(Records from a data collection)

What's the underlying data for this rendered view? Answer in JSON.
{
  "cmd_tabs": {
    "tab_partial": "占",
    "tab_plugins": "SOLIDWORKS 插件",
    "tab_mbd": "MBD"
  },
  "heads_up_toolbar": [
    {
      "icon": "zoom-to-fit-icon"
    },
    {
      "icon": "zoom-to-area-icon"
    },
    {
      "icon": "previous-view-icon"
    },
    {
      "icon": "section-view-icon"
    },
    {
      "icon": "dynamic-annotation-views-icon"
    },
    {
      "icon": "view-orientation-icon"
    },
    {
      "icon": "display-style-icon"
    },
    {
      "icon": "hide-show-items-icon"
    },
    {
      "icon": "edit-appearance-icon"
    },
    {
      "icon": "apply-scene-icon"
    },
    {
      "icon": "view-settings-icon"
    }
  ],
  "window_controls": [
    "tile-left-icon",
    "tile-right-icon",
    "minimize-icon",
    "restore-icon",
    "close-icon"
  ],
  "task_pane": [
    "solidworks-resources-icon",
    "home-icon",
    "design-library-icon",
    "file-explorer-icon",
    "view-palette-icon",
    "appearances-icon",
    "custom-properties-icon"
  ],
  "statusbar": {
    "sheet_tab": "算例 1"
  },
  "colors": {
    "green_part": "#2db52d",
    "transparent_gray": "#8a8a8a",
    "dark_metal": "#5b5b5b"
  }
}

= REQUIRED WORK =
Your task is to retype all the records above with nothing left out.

= FINAL ANSWER =
What's the underlying data for this rendered view? Answer in JSON.
{
  "cmd_tabs": {
    "tab_partial": "占",
    "tab_plugins": "SOLIDWORKS 插件",
    "tab_mbd": "MBD"
  },
  "heads_up_toolbar": [
    {
      "icon": "zoom-to-fit-icon"
    },
    {
      "icon": "zoom-to-area-icon"
    },
    {
      "icon": "previous-view-icon"
    },
    {
      "icon": "section-view-icon"
    },
    {
      "icon": "dynamic-annotation-views-icon"
    },
    {
      "icon": "view-orientation-icon"
    },
    {
      "icon": "display-style-icon"
    },
    {
      "icon": "hide-show-items-icon"
    },
    {
      "icon": "edit-appearance-icon"
    },
    {
      "icon": "apply-scene-icon"
    },
    {
      "icon": "view-settings-icon"
    }
  ],
  "window_controls": [
    "tile-left-icon",
    "tile-right-icon",
    "minimize-icon",
    "restore-icon",
    "close-icon"
  ],
  "task_pane": [
    "solidworks-resources-icon",
    "home-icon",
    "design-library-icon",
    "file-explorer-icon",
    "view-palette-icon",
    "appearances-icon",
    "custom-properties-icon"
  ],
  "statusbar": {
    "sheet_tab": "算例 1"
  },
  "colors": {
    "green_part": "#2db52d",
    "transparent_gray": "#8a8a8a",
    "dark_metal": "#5b5b5b"
  }
}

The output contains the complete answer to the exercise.